It was used by American Army paratroopers so they could carry a light, customizable ammunition load. The standard-issue cartridge belts tended to unfasten during a drop and the standard-issue web-gear pouches were purpose-made rather than universal. They were not used much past the D-Day landings, as loose items had a tendency to fall out of them. After Operation Market Garden (September, 1944), regular ammo pouches or cartridge belts and bandoleers were used.
- The HOLDER (Short), Clip, Rifle (Part No. 42B15006, Stock No. 8300-442575) could hold seven 5-round M1903 Springfield "stripper" clips, four 8-round M1 Garand Rifle "en bloc" clips, four 15-round M1 Carbine magazines, two 15-round M1 Carbine magazines and a 50-round box of .30 Carbine ammo, or a Mk.2 handgrenade. Riggers made a wider version with a rounded bottom for carrying two Mk.2 grenades. Some pouches had tie-down 550-paracord fasteners instead of "lift-the-dot" snaps because there was such a high demand for new pouches and a scarce amount of snaps. The Paratroopers' basic load was that those issued the M1 Garand carried four pouches and those issued the M1 Carbine carried two pouches. Usually one would be a grenade pouch.
- The HOLDER (Long), Clip, Sub-Machine Gun (Part No. 42B15007, Stock No. 8300-442590) could hold four 20-round magazines for the Thompson sub-machine-gun. It was soon replaced by the 5-cell Thompson magazine carrier after the Sicily campaign (July-August, 1943). The Paratroopers' basic load was either two long pouches or one long pouch for spare magazines and a short pouch for carrying one or two grenades.

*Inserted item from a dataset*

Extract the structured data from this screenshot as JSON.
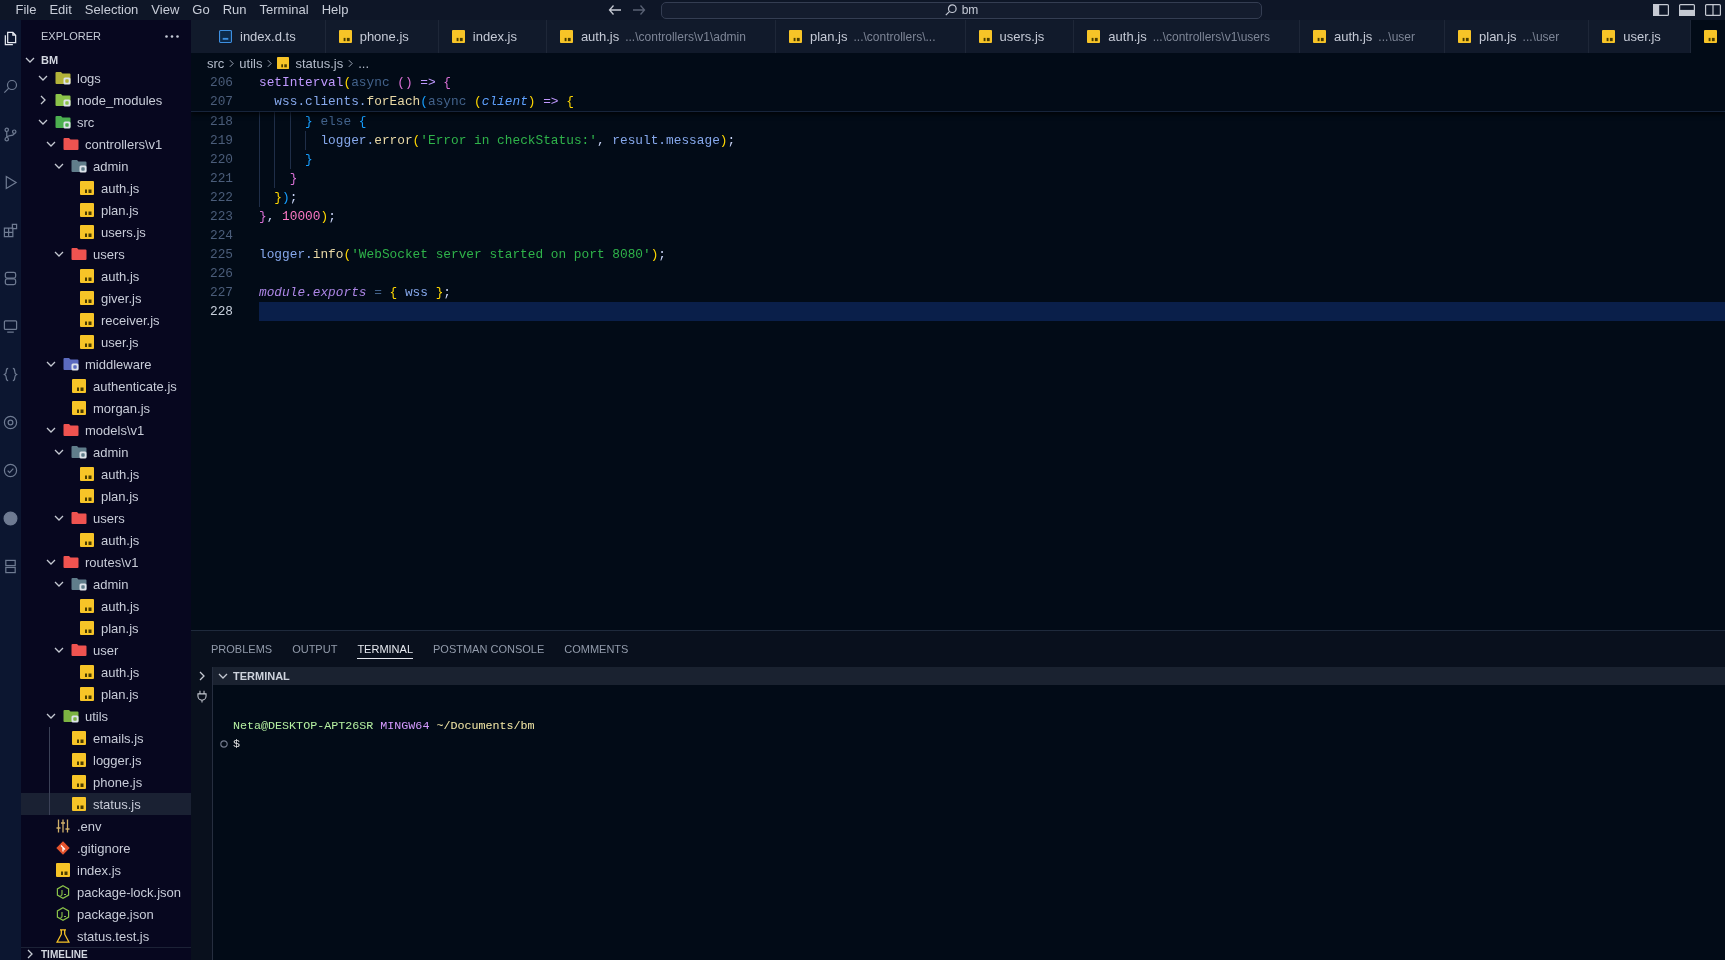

The Army Air Force Class 13 (Clothing, Parachutes, Equipment and Supplies) catalog of September 30, 1943 lists them as Limited Standard, meaning they were no longer being made but would be issued until stocks were depleted. The Part Number indicates they were designed and approved in July of 1942.